Task:
This exercise asks for every line of the material that includes the word "type".

+++ Input for this task

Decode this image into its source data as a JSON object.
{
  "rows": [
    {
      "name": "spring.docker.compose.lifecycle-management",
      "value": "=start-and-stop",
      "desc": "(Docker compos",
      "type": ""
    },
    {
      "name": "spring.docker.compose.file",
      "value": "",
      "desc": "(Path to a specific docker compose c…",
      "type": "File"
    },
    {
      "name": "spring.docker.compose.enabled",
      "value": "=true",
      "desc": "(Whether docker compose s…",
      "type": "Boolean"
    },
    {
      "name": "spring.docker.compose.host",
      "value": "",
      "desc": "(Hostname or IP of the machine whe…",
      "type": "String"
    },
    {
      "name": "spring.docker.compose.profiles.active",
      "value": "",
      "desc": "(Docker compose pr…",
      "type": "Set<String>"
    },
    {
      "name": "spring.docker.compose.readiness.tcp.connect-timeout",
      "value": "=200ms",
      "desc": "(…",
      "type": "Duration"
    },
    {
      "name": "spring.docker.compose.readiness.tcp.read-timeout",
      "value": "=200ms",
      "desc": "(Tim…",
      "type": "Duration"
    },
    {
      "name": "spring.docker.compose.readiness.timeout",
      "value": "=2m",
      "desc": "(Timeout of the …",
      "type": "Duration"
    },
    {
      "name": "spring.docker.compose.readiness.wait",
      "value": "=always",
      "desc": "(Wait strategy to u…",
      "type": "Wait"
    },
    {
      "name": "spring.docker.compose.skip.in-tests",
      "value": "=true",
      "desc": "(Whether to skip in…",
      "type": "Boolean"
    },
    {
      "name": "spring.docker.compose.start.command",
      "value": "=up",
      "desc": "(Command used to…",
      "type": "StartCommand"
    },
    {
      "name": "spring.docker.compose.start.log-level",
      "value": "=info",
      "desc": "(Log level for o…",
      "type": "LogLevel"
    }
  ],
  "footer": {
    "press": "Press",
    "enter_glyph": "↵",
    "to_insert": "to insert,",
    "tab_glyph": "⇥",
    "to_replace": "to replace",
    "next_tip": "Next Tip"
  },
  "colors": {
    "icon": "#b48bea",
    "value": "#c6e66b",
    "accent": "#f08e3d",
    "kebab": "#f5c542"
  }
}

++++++

Response to the task:
      "type": ""
      "type": "File"
      "type": "Boolean"
      "type": "String"
      "type": "Set<String>"
      "type": "Duration"
      "type": "Duration"
      "type": "Duration"
      "type": "Wait"
      "type": "Boolean"
      "type": "StartCommand"
      "type": "LogLevel"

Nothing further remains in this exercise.